## WHAT NEEDS TO BE DONE
Go over the records and count each line that has the string "members". Give the number and nothing else.

Data excerpts
........
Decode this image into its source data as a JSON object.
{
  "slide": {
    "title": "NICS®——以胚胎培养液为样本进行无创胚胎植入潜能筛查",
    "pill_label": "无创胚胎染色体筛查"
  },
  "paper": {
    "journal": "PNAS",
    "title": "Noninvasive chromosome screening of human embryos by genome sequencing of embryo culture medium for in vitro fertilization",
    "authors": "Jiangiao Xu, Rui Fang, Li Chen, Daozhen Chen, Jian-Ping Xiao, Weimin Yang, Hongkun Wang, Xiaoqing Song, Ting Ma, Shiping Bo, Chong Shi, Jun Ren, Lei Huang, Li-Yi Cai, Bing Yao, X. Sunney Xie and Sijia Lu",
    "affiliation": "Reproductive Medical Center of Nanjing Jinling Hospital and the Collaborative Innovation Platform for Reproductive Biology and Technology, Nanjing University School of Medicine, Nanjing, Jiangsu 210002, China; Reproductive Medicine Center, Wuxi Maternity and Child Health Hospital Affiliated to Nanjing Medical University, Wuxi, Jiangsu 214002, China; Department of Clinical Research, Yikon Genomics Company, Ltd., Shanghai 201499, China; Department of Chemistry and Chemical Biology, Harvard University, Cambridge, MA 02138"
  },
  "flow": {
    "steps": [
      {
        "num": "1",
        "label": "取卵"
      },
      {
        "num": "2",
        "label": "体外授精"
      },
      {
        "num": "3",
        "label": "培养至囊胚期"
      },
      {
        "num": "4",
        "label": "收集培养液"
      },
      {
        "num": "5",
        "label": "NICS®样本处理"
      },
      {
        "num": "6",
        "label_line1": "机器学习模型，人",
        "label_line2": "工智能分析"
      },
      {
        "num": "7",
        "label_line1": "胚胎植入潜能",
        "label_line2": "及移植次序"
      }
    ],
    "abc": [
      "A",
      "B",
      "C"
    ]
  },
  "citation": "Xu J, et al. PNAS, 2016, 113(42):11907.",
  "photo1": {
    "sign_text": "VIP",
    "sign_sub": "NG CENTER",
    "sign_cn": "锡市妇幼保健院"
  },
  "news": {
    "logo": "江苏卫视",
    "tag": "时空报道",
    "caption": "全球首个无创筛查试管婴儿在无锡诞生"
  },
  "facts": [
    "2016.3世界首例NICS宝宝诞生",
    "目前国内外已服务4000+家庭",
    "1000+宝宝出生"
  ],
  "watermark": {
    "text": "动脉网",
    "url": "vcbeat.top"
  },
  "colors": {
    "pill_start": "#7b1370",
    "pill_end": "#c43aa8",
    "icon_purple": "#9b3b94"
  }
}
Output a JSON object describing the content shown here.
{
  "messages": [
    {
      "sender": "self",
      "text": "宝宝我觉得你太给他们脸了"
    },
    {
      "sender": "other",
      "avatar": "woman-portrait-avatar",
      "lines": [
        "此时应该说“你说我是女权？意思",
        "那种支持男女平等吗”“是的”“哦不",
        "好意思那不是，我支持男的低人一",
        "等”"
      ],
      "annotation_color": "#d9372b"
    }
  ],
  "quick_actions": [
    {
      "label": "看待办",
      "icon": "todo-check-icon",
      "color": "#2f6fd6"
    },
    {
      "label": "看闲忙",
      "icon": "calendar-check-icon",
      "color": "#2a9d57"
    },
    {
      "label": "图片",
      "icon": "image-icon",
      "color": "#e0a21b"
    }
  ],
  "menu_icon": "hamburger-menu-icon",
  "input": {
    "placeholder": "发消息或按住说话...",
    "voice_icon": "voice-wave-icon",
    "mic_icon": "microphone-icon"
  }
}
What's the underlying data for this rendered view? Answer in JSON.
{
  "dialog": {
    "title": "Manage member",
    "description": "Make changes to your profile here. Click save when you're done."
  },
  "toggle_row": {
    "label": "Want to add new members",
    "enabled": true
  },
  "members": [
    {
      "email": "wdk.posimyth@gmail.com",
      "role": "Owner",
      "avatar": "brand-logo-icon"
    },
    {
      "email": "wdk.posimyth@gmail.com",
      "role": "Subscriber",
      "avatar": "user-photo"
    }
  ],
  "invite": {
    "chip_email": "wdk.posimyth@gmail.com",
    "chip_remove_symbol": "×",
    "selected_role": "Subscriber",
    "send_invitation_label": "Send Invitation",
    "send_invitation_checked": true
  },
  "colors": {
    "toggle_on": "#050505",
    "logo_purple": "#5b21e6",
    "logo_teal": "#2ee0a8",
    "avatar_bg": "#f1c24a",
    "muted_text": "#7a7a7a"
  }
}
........
## EXERCISE SOLUTION
2